* What you will do
Down to the last word, output the records below, skipping any images.

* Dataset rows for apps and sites
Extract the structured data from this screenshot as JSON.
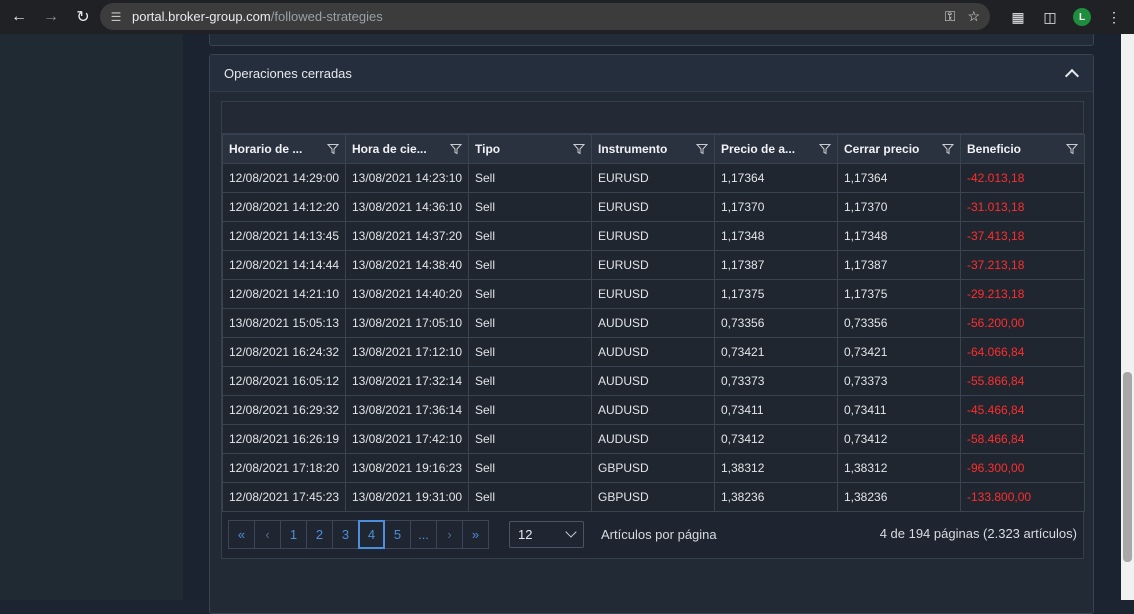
{
  "browser": {
    "url_host": "portal.broker-group.com",
    "url_path": "/followed-strategies",
    "profile_initial": "L"
  },
  "panel": {
    "title": "Operaciones cerradas"
  },
  "table": {
    "columns": [
      "Horario de ...",
      "Hora de cie...",
      "Tipo",
      "Instrumento",
      "Precio de a...",
      "Cerrar precio",
      "Beneficio"
    ],
    "rows": [
      [
        "12/08/2021 14:29:00",
        "13/08/2021 14:23:10",
        "Sell",
        "EURUSD",
        "1,17364",
        "1,17364",
        "-42.013,18"
      ],
      [
        "12/08/2021 14:12:20",
        "13/08/2021 14:36:10",
        "Sell",
        "EURUSD",
        "1,17370",
        "1,17370",
        "-31.013,18"
      ],
      [
        "12/08/2021 14:13:45",
        "13/08/2021 14:37:20",
        "Sell",
        "EURUSD",
        "1,17348",
        "1,17348",
        "-37.413,18"
      ],
      [
        "12/08/2021 14:14:44",
        "13/08/2021 14:38:40",
        "Sell",
        "EURUSD",
        "1,17387",
        "1,17387",
        "-37.213,18"
      ],
      [
        "12/08/2021 14:21:10",
        "13/08/2021 14:40:20",
        "Sell",
        "EURUSD",
        "1,17375",
        "1,17375",
        "-29.213,18"
      ],
      [
        "13/08/2021 15:05:13",
        "13/08/2021 17:05:10",
        "Sell",
        "AUDUSD",
        "0,73356",
        "0,73356",
        "-56.200,00"
      ],
      [
        "12/08/2021 16:24:32",
        "13/08/2021 17:12:10",
        "Sell",
        "AUDUSD",
        "0,73421",
        "0,73421",
        "-64.066,84"
      ],
      [
        "12/08/2021 16:05:12",
        "13/08/2021 17:32:14",
        "Sell",
        "AUDUSD",
        "0,73373",
        "0,73373",
        "-55.866,84"
      ],
      [
        "12/08/2021 16:29:32",
        "13/08/2021 17:36:14",
        "Sell",
        "AUDUSD",
        "0,73411",
        "0,73411",
        "-45.466,84"
      ],
      [
        "12/08/2021 16:26:19",
        "13/08/2021 17:42:10",
        "Sell",
        "AUDUSD",
        "0,73412",
        "0,73412",
        "-58.466,84"
      ],
      [
        "12/08/2021 17:18:20",
        "13/08/2021 19:16:23",
        "Sell",
        "GBPUSD",
        "1,38312",
        "1,38312",
        "-96.300,00"
      ],
      [
        "12/08/2021 17:45:23",
        "13/08/2021 19:31:00",
        "Sell",
        "GBPUSD",
        "1,38236",
        "1,38236",
        "-133.800,00"
      ]
    ]
  },
  "pager": {
    "first": "«",
    "prev": "‹",
    "pages": [
      "1",
      "2",
      "3",
      "4",
      "5",
      "..."
    ],
    "active_page": "4",
    "next": "›",
    "last": "»",
    "page_size": "12",
    "per_page_label": "Artículos por página",
    "info": "4 de 194 páginas (2.323 artículos)"
  },
  "colors": {
    "negative": "#ff2d2d",
    "accent": "#4c8fdc"
  }
}
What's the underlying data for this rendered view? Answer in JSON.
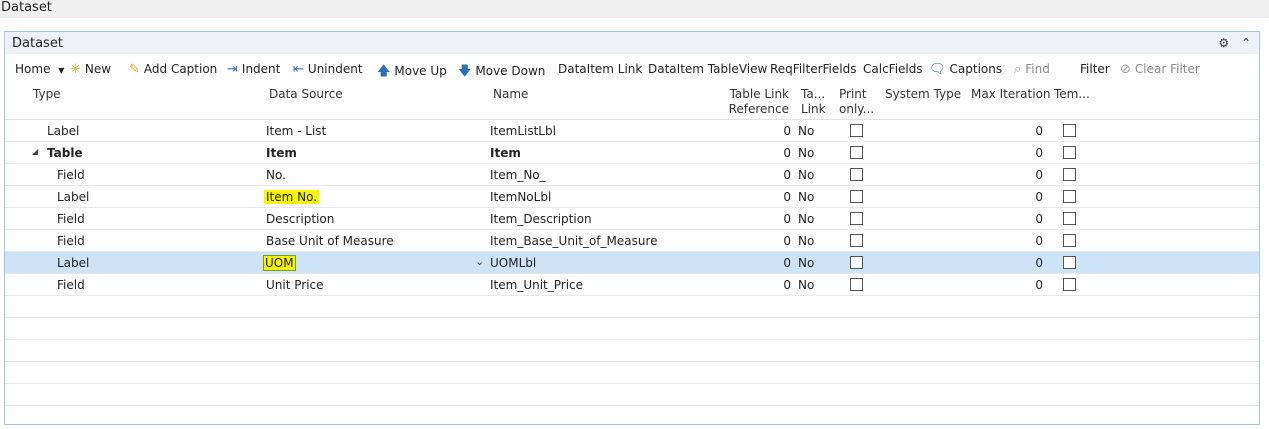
{
  "window": {
    "title": "Dataset"
  },
  "panel": {
    "title": "Dataset"
  },
  "toolbar": {
    "home": "Home",
    "new": "New",
    "add_caption": "Add Caption",
    "indent": "Indent",
    "unindent": "Unindent",
    "move_up": "Move Up",
    "move_down": "Move Down",
    "dataitem_link": "DataItem Link",
    "dataitem_tableview": "DataItem TableView",
    "reqfilterfields": "ReqFilterFields",
    "calcfields": "CalcFields",
    "captions": "Captions",
    "find": "Find",
    "filter": "Filter",
    "clear_filter": "Clear Filter"
  },
  "columns": {
    "type": "Type",
    "data_source": "Data Source",
    "name": "Name",
    "table_link_ref_1": "Table Link",
    "table_link_ref_2": "Reference",
    "ta_link_1": "Ta...",
    "ta_link_2": "Link",
    "print_only_1": "Print",
    "print_only_2": "only...",
    "system_type": "System Type",
    "max_iteration": "Max Iteration",
    "tem": "Tem..."
  },
  "rows": [
    {
      "type": "Label",
      "source": "Item - List",
      "name": "ItemListLbl",
      "ref": "0",
      "link": "No",
      "max": "0"
    },
    {
      "type": "Table",
      "source": "Item",
      "name": "Item",
      "ref": "0",
      "link": "No",
      "max": "0"
    },
    {
      "type": "Field",
      "source": "No.",
      "name": "Item_No_",
      "ref": "0",
      "link": "No",
      "max": "0"
    },
    {
      "type": "Label",
      "source": "Item No.",
      "name": "ItemNoLbl",
      "ref": "0",
      "link": "No",
      "max": "0"
    },
    {
      "type": "Field",
      "source": "Description",
      "name": "Item_Description",
      "ref": "0",
      "link": "No",
      "max": "0"
    },
    {
      "type": "Field",
      "source": "Base Unit of Measure",
      "name": "Item_Base_Unit_of_Measure",
      "ref": "0",
      "link": "No",
      "max": "0"
    },
    {
      "type": "Label",
      "source": "UOM",
      "name": "UOMLbl",
      "ref": "0",
      "link": "No",
      "max": "0"
    },
    {
      "type": "Field",
      "source": "Unit Price",
      "name": "Item_Unit_Price",
      "ref": "0",
      "link": "No",
      "max": "0"
    }
  ]
}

* Response to this task
Extract the structured data from this screenshot as JSON.
{
  "browser": {
    "url_host": "portal.broker-group.com",
    "url_path": "/followed-strategies",
    "profile_initial": "L"
  },
  "panel": {
    "title": "Operaciones cerradas"
  },
  "table": {
    "columns": [
      "Horario de ...",
      "Hora de cie...",
      "Tipo",
      "Instrumento",
      "Precio de a...",
      "Cerrar precio",
      "Beneficio"
    ],
    "rows": [
      [
        "12/08/2021 14:29:00",
        "13/08/2021 14:23:10",
        "Sell",
        "EURUSD",
        "1,17364",
        "1,17364",
        "-42.013,18"
      ],
      [
        "12/08/2021 14:12:20",
        "13/08/2021 14:36:10",
        "Sell",
        "EURUSD",
        "1,17370",
        "1,17370",
        "-31.013,18"
      ],
      [
        "12/08/2021 14:13:45",
        "13/08/2021 14:37:20",
        "Sell",
        "EURUSD",
        "1,17348",
        "1,17348",
        "-37.413,18"
      ],
      [
        "12/08/2021 14:14:44",
        "13/08/2021 14:38:40",
        "Sell",
        "EURUSD",
        "1,17387",
        "1,17387",
        "-37.213,18"
      ],
      [
        "12/08/2021 14:21:10",
        "13/08/2021 14:40:20",
        "Sell",
        "EURUSD",
        "1,17375",
        "1,17375",
        "-29.213,18"
      ],
      [
        "13/08/2021 15:05:13",
        "13/08/2021 17:05:10",
        "Sell",
        "AUDUSD",
        "0,73356",
        "0,73356",
        "-56.200,00"
      ],
      [
        "12/08/2021 16:24:32",
        "13/08/2021 17:12:10",
        "Sell",
        "AUDUSD",
        "0,73421",
        "0,73421",
        "-64.066,84"
      ],
      [
        "12/08/2021 16:05:12",
        "13/08/2021 17:32:14",
        "Sell",
        "AUDUSD",
        "0,73373",
        "0,73373",
        "-55.866,84"
      ],
      [
        "12/08/2021 16:29:32",
        "13/08/2021 17:36:14",
        "Sell",
        "AUDUSD",
        "0,73411",
        "0,73411",
        "-45.466,84"
      ],
      [
        "12/08/2021 16:26:19",
        "13/08/2021 17:42:10",
        "Sell",
        "AUDUSD",
        "0,73412",
        "0,73412",
        "-58.466,84"
      ],
      [
        "12/08/2021 17:18:20",
        "13/08/2021 19:16:23",
        "Sell",
        "GBPUSD",
        "1,38312",
        "1,38312",
        "-96.300,00"
      ],
      [
        "12/08/2021 17:45:23",
        "13/08/2021 19:31:00",
        "Sell",
        "GBPUSD",
        "1,38236",
        "1,38236",
        "-133.800,00"
      ]
    ]
  },
  "pager": {
    "first": "«",
    "prev": "‹",
    "pages": [
      "1",
      "2",
      "3",
      "4",
      "5",
      "..."
    ],
    "active_page": "4",
    "next": "›",
    "last": "»",
    "page_size": "12",
    "per_page_label": "Artículos por página",
    "info": "4 de 194 páginas (2.323 artículos)"
  },
  "colors": {
    "negative": "#ff2d2d",
    "accent": "#4c8fdc"
  }
}
What's the underlying data for this rendered view? Answer in JSON.
{
  "window": {
    "title": "Dataset"
  },
  "panel": {
    "title": "Dataset"
  },
  "toolbar": {
    "home": "Home",
    "new": "New",
    "add_caption": "Add Caption",
    "indent": "Indent",
    "unindent": "Unindent",
    "move_up": "Move Up",
    "move_down": "Move Down",
    "dataitem_link": "DataItem Link",
    "dataitem_tableview": "DataItem TableView",
    "reqfilterfields": "ReqFilterFields",
    "calcfields": "CalcFields",
    "captions": "Captions",
    "find": "Find",
    "filter": "Filter",
    "clear_filter": "Clear Filter"
  },
  "columns": {
    "type": "Type",
    "data_source": "Data Source",
    "name": "Name",
    "table_link_ref_1": "Table Link",
    "table_link_ref_2": "Reference",
    "ta_link_1": "Ta...",
    "ta_link_2": "Link",
    "print_only_1": "Print",
    "print_only_2": "only...",
    "system_type": "System Type",
    "max_iteration": "Max Iteration",
    "tem": "Tem..."
  },
  "rows": [
    {
      "type": "Label",
      "source": "Item - List",
      "name": "ItemListLbl",
      "ref": "0",
      "link": "No",
      "max": "0"
    },
    {
      "type": "Table",
      "source": "Item",
      "name": "Item",
      "ref": "0",
      "link": "No",
      "max": "0"
    },
    {
      "type": "Field",
      "source": "No.",
      "name": "Item_No_",
      "ref": "0",
      "link": "No",
      "max": "0"
    },
    {
      "type": "Label",
      "source": "Item No.",
      "name": "ItemNoLbl",
      "ref": "0",
      "link": "No",
      "max": "0"
    },
    {
      "type": "Field",
      "source": "Description",
      "name": "Item_Description",
      "ref": "0",
      "link": "No",
      "max": "0"
    },
    {
      "type": "Field",
      "source": "Base Unit of Measure",
      "name": "Item_Base_Unit_of_Measure",
      "ref": "0",
      "link": "No",
      "max": "0"
    },
    {
      "type": "Label",
      "source": "UOM",
      "name": "UOMLbl",
      "ref": "0",
      "link": "No",
      "max": "0"
    },
    {
      "type": "Field",
      "source": "Unit Price",
      "name": "Item_Unit_Price",
      "ref": "0",
      "link": "No",
      "max": "0"
    }
  ]
}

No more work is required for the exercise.